Why is the U.S. Taking in One Thousand Refugees from Manus Island and Nauru?

A member of a human rights groups holds a placard as they call for an independent inquiry in Sydney on August 9, 2017, after another refugee was found dead at a detention camp on Manus Island. The U.S. will soon begin resettling refugees from Australia's offshore detention camps. William West/AFP/Getty Images

The first 50 of more than 1,000 refugees to be resettled under an Obama-era deal are expected to arrive in the U.S. within weeks, according to Australian Prime Minister Malcolm Turnbull.

Turnbull thanked President Donald Trump, who labelled the deal as "dumb" on Twitter and "bad" and "stupid" in a heated phone call with Turnbull in January, for upholding the agreement in a televised interview on Wednesday.

"President Trump had some reservations about it to say the least, but nonetheless, he is honoring that commitment made by his predecessor and I want to thank you for doing so," Turnbull said.

The men and women are currently detained on the South Pacific island nation of Nauru and Papua New Guinea's Manus Island, where Australian authorities send vessels of asylum-seekers barred from reaching the country's shores.

In exchange, Australia pays Nauru and Papua New Guinea to keep asylum seekers in detention centers that human rights activists and U.N. officials have denounced as breeding ground for abuse, particularly for children, and mental health problems.

Seven asylum seekers have died in the centers since 2014, while a young Iranian cartoonist held on Manus Island going by the pen name Eaten Fish used his talent to denounce sexual harassment, the lack of support for survivors of violence and abuse, and general miserable living conditions in the camps.

Please share these words until it gets to parliament and prime minister of Australia ... Please read it and then think...

Posted by Mr. EatenFish Arts on Sunday, 12 February 2017

What are the terms of the deal?

The deal was struck between Turnbull and President Barack Obama in November, and made public within days of Donald Trump's election.

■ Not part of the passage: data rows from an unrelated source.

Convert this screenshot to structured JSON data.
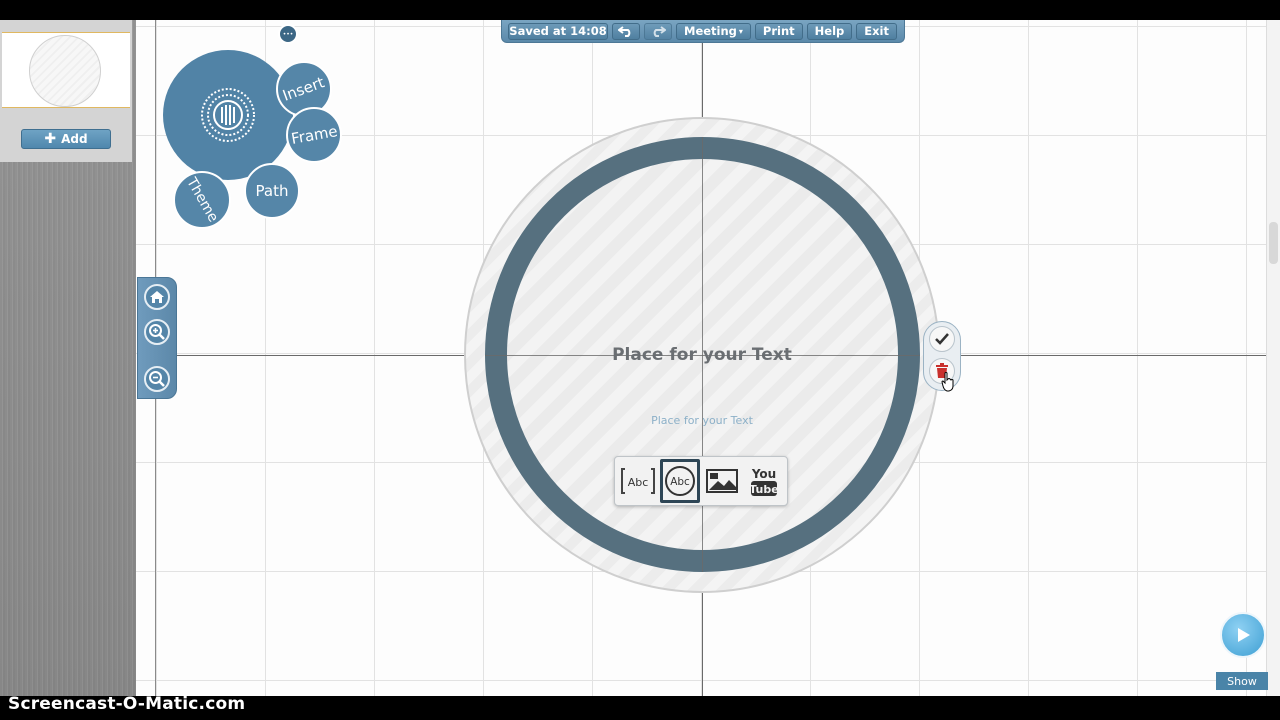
{
  "toolbar": {
    "saved": "Saved at 14:08",
    "meeting": "Meeting",
    "print": "Print",
    "help": "Help",
    "exit": "Exit",
    "undo_icon": "undo-icon",
    "redo_icon": "redo-icon"
  },
  "sidebar": {
    "add_label": "Add",
    "add_icon": "plus-icon"
  },
  "bubble_menu": {
    "insert": "Insert",
    "frame": "Frame",
    "path": "Path",
    "theme": "Theme",
    "mini": "•••"
  },
  "nav": {
    "home_icon": "home-icon",
    "zoom_in_icon": "zoom-in-icon",
    "zoom_out_icon": "zoom-out-icon"
  },
  "frame": {
    "title": "Place for your Text",
    "subtitle": "Place for your Text",
    "ring_color": "#56707f"
  },
  "insert_chooser": {
    "text_box": "Abc",
    "text_circle": "Abc",
    "youtube_top": "You",
    "youtube_bottom": "Tube",
    "image_icon": "image-icon"
  },
  "actions": {
    "confirm_icon": "check-icon",
    "delete_icon": "trash-icon"
  },
  "show": {
    "label": "Show"
  },
  "watermark": "Screencast-O-Matic.com",
  "colors": {
    "accent": "#5586a8",
    "show_button": "#3e9fd3",
    "delete_red": "#c9302c"
  }
}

The one-off agreement was only going to affect asylum seekers currently in the processing center and was going to be administered with the U.N. High Commission on Refugees (UNHCR).

According to a report of the Australian Department of Immigration and Border Protection published in June, there were 1,174 asylum seekers detained on the islands, many of them for periods of over two years and the majority having refugee status.

Transcripts of the Trump-Turnbull phone call leaked to the Washington Post in June show Turnbull explaining that the U.S. was free decide how many people it would take in and had complete autonomy in the vetting process.

He also said that the refugees weren't "bad people," but they were forbidden access to Australia as part of the country's strategy to discourage people smuggling by boat, which Trump praised as "a good idea" that the U.S. should replicate.

Turnbull also said Australia does a "number of things" for the U.S. as their part of the deal, without further elaborating.

U.S. officials are carrying out a tough vetting process, Turnbull said on Wednesday. Back in November, the Australian prime minister saying the priority was going to be resettling the most vulnerable refugees. "Our priority is the resettlement of women, children and families," he said. "This will be an orderly process. It will take time. It will not be rushed."

Where are the refugees from?

The asylum seekers detained on Nauru and Manus Island come from the Middle East and South Asia, with the vast majority Iranian citizens.

Iran is one of the countries affected by President Trump so-called Muslim ban, blocking access to the U.S. to people from Syria, Sudan, Somalia, Libya, Iran and Yemen (Iraq was originally included but later taken off the list).

According to human rights group, U.S. officials are not prioritizing Iranians, focusing instead on refugees whose applications are easier to verify through background checks and come from countries with closer ties to the U.S., with the absence of U.S.-Iran diplomatic ties often makes it nearly impossible to verify asylum seekers' claims.

"Iranians are about a third of the refugees on Manus but are only about 10 percent of the ones interviewed so far," said Ian Rintol, spokesman for the Refugee Action Coalition, told Reuters. "It seems there had been some discriminatory selection."

According to Reuters, the first people to be notified of the resettlements were from Bangladesh, Sudan, and Rohingya Muslims from Myanmar, although representatives of Australia's immigration minister, Peter Dutton, refused to comment on the story.

Dutton announced the Manus Island detention center would shut down by the end of October 2017. When the refugee deal with the U.S. was announced in November, Dutton said those who refused offers to resettle in the U.S. or return home would be given a 20-year visa to remain on the impoverished island of Nauru, with no financial support.